When it comes to raising an adventurous eater, it is not just about coaxing kids to eat their veggies. Bringing up a child who can enjoy a cantaloupe as much as a cupcake takes patience and persistence, but it does not have to feel like a chore.
Kids may need to have frequent joyful experiences involving food to overcome the anxiety they may have around tasting the unfamiliar. Over time, cooking with your children can help build that confidence—and provide rich sensory experiences.
- Engage other senses. For a hesitant eater, tasting an unfamiliar food can sometimes be intimidating. You can help your child explore foods when cooking using other senses besides taste. This helps to build positive associations with food. Kneading dough, rinsing vegetables, and tearing lettuce all involve touching food and being comfortable with texture.
- Use cooking to raise smart kids. There are so many lessons that can be taught while cooking. Math concepts like counting, measurement, and fractions naturally unfold when navigating a recipe with kids. Explaining how food changes with temperature or how certain foods can help our body be healthy provide great lessons in science. Following a recipe from start to finish helps build the skills for planning and completing projects.

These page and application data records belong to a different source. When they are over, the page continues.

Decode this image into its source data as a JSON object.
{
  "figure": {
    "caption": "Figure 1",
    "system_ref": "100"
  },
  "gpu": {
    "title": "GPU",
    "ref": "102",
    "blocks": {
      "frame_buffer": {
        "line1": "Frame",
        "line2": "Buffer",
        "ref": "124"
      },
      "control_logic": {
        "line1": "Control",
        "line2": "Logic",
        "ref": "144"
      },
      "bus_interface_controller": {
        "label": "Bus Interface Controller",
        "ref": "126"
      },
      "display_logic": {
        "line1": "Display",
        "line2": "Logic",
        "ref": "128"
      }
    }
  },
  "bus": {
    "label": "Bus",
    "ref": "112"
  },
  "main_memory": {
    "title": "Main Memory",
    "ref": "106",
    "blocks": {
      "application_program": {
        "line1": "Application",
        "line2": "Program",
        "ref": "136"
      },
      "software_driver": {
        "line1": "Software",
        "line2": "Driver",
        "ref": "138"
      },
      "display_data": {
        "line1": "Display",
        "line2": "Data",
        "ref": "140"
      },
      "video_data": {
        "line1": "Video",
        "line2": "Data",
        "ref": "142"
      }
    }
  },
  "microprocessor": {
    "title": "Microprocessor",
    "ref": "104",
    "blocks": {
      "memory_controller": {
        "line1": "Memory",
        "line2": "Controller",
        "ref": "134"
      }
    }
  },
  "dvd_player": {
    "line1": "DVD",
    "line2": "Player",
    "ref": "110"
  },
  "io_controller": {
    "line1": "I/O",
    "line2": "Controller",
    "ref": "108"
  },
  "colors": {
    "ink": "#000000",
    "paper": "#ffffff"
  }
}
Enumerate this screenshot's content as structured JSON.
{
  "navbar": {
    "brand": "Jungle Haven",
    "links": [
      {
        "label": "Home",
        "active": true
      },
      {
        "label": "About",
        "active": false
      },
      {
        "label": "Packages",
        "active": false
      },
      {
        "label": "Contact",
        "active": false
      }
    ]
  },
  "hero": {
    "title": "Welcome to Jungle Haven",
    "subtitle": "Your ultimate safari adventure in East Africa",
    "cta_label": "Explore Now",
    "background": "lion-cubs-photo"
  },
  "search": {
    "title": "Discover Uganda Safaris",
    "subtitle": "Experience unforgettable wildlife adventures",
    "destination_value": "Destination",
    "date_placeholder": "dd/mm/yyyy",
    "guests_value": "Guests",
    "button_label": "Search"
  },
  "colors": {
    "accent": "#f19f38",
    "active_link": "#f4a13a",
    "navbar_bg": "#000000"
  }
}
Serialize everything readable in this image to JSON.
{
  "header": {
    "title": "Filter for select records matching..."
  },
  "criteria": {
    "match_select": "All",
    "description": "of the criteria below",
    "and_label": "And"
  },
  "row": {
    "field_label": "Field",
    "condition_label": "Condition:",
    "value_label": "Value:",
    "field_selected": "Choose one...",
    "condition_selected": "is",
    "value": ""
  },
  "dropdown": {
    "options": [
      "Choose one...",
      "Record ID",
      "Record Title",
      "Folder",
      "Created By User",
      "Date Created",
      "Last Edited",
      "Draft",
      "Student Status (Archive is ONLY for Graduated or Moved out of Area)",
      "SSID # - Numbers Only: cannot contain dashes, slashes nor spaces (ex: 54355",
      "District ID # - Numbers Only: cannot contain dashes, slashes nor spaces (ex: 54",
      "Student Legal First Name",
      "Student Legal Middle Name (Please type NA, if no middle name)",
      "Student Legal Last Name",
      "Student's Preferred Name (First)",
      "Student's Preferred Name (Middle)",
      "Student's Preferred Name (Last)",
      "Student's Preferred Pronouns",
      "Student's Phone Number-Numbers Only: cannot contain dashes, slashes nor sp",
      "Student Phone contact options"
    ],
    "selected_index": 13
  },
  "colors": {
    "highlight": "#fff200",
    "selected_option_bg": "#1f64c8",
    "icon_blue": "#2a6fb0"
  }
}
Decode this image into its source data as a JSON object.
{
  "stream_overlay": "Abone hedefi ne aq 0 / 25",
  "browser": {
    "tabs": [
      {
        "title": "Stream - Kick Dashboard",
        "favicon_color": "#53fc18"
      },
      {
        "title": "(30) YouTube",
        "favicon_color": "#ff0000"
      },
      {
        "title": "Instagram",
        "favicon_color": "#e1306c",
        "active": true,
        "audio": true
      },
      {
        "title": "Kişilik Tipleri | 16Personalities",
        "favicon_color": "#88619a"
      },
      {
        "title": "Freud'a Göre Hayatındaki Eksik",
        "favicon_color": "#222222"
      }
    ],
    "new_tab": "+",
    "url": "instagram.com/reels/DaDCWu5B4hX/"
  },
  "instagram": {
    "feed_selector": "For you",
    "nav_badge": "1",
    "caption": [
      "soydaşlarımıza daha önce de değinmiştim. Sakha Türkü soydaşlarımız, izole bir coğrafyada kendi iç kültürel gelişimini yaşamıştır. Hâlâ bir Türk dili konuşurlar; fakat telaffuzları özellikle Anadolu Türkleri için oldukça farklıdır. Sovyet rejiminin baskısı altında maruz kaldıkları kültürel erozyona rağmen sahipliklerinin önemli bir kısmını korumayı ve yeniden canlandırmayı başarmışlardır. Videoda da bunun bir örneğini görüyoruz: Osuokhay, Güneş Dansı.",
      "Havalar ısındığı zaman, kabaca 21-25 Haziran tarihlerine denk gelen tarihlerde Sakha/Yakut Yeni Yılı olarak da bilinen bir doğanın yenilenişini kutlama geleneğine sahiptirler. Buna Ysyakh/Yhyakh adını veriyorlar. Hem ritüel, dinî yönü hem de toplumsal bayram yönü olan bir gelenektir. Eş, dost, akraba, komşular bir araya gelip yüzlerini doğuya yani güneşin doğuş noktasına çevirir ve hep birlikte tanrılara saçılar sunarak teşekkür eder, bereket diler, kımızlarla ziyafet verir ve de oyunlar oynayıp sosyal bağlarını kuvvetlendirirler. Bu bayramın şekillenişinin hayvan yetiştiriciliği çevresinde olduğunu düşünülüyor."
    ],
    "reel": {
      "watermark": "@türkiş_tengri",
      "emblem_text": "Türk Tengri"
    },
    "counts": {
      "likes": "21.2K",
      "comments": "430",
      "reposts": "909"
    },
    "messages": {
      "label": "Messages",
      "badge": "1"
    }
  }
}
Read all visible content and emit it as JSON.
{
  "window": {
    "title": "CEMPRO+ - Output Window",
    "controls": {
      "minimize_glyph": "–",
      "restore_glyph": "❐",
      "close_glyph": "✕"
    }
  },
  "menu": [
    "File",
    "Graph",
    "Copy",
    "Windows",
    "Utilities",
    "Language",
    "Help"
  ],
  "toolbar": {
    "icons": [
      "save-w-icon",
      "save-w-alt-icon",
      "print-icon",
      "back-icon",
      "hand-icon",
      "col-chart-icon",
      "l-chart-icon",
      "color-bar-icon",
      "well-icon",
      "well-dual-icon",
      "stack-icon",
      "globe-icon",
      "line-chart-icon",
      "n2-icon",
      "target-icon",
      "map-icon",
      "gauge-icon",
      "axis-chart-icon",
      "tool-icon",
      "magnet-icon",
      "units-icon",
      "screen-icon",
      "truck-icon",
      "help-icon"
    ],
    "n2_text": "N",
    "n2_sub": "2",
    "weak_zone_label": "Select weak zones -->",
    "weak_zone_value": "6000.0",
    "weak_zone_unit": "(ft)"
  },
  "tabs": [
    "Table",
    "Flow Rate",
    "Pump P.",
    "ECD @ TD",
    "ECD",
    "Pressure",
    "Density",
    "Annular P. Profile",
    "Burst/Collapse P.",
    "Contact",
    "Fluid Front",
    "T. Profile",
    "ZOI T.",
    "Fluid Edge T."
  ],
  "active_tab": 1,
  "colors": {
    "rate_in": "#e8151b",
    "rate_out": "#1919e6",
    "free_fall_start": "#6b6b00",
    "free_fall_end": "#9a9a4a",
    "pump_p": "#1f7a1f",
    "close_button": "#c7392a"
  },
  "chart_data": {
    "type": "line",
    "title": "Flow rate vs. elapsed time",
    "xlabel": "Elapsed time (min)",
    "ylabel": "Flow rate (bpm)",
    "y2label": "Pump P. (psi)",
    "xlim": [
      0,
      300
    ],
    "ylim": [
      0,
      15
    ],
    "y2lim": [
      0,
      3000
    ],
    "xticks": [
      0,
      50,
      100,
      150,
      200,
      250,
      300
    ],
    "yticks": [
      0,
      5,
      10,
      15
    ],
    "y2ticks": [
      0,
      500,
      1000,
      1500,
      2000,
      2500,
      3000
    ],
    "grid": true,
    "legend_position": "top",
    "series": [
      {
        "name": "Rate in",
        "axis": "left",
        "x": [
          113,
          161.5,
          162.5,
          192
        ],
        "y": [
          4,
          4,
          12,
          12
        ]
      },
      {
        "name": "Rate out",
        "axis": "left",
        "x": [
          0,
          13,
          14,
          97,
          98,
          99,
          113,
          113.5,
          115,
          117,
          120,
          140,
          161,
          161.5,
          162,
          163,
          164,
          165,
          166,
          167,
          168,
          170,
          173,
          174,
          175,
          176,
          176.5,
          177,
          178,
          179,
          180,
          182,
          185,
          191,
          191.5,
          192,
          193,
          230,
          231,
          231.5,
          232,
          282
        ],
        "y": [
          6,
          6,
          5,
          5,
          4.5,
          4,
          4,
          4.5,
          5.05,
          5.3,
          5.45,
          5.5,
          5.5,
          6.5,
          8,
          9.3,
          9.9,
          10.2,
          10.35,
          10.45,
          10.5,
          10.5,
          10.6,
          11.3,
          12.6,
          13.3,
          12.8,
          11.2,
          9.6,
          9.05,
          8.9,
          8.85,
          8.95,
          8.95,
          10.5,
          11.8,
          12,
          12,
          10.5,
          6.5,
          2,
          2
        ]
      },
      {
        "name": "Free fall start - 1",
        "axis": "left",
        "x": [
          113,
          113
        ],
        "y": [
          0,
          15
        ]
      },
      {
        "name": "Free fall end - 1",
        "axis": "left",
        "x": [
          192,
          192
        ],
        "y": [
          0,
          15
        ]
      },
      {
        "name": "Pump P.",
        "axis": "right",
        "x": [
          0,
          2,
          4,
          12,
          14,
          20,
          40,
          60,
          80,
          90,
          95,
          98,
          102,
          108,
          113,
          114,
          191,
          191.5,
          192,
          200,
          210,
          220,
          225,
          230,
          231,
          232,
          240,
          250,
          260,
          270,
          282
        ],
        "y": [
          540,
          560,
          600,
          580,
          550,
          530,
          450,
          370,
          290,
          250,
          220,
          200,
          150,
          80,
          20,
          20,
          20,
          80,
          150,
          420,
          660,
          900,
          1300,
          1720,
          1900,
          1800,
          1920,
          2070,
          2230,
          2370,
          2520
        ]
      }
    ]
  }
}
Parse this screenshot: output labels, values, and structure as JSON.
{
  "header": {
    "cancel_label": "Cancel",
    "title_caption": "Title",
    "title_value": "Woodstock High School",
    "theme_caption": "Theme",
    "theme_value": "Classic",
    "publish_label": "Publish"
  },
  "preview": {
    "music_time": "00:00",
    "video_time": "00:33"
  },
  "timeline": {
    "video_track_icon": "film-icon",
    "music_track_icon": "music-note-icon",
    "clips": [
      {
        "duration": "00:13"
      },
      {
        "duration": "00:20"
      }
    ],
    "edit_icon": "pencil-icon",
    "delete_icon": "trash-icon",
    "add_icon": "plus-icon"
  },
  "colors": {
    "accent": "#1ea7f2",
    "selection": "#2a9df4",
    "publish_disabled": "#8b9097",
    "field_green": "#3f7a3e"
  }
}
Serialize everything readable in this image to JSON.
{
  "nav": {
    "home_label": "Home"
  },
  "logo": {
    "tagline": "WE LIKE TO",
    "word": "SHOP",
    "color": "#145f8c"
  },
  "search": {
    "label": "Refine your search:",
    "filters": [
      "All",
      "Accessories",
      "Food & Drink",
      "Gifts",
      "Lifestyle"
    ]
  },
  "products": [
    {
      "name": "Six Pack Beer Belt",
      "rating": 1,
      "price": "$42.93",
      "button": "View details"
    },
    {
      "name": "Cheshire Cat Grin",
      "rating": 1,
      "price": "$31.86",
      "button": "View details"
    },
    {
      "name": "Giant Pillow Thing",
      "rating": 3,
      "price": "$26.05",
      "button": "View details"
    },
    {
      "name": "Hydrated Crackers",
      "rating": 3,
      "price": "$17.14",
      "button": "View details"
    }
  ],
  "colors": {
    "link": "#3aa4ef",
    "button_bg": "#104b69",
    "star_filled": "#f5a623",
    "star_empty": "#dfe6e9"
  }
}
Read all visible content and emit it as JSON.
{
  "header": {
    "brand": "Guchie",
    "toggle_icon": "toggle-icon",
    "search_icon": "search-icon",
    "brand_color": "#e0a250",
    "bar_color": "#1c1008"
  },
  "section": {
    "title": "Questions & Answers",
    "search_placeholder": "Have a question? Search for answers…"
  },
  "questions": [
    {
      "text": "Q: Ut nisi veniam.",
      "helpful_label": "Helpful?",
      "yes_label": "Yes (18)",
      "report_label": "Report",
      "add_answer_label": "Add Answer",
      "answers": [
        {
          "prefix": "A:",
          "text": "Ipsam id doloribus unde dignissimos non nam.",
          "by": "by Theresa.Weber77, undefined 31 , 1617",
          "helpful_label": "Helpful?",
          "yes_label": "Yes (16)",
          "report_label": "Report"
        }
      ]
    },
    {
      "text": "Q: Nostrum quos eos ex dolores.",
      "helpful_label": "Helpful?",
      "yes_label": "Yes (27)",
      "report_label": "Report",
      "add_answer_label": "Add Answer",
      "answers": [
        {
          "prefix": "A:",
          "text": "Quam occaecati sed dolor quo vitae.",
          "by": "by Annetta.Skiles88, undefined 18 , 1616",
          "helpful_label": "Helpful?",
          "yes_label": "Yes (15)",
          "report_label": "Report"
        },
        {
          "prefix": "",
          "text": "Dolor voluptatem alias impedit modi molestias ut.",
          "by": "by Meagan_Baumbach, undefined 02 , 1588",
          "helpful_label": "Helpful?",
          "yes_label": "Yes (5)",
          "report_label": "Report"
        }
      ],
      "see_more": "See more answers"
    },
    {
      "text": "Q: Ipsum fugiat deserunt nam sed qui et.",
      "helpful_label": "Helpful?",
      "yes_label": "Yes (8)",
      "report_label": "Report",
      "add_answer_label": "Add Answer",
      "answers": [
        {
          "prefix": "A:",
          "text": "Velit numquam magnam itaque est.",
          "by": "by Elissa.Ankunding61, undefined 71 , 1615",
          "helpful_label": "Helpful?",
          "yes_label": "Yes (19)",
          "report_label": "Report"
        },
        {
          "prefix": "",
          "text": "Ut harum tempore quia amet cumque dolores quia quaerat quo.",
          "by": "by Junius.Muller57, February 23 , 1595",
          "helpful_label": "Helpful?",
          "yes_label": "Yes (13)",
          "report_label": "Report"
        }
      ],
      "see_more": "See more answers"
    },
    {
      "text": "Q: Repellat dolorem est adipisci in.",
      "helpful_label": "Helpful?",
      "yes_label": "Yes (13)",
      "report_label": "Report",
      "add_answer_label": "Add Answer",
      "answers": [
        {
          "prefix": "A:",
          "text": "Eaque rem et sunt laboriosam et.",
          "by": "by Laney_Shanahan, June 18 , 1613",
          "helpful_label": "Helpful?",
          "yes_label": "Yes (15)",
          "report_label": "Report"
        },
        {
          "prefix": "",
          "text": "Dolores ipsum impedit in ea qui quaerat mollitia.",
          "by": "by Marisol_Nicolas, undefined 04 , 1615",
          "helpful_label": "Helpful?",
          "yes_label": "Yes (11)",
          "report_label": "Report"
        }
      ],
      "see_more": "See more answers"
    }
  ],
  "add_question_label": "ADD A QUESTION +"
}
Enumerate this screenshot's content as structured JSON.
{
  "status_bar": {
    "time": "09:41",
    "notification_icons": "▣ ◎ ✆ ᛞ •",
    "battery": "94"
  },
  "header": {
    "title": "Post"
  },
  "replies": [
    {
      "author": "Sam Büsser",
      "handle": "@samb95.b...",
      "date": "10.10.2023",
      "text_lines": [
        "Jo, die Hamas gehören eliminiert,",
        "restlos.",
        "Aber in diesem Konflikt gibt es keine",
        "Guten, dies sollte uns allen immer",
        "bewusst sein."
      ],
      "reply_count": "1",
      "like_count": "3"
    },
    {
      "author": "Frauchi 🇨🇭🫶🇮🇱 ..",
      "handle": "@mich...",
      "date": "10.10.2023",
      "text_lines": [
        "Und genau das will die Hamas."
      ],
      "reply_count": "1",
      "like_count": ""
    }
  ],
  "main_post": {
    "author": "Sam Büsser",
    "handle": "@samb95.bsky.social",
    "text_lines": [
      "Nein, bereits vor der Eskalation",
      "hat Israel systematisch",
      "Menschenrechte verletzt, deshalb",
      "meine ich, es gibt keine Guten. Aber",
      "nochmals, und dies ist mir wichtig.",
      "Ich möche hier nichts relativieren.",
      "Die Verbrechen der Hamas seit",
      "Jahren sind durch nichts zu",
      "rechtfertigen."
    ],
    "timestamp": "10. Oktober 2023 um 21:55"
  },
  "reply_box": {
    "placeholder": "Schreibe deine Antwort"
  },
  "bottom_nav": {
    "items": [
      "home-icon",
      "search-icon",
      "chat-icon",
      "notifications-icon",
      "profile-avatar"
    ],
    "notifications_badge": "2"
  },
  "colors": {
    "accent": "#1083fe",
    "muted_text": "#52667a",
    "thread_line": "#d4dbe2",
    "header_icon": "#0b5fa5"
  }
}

- Make cooking part of the family culture. The family meal can start in the kitchen as you cook together. Family meal preparation is an opportunity to celebrate your cultural heritage by passing down recipes. Cooking together and prioritizing health over the convenience of processed food are great ways to lead by example and help your children buy into a culture of wellness.
- Keep it safe. Teach kids the importance of staying safe while cooking by showing them how to hold kitchen tools safely, how to use oven mitts to protect hands , and how to turn appliances on and off safely. Always supervise children when cooking to ensure they are sticking with safe and age-appropriate tasks.
- Ask for input. Children feel more included in mealtime when they are asked to be a part of meal preparation. Let them help you make the shopping list and find groceries in the store or farmers market. Letting children be “in charge” of details like how to set the table will help them feel invested in mealtime.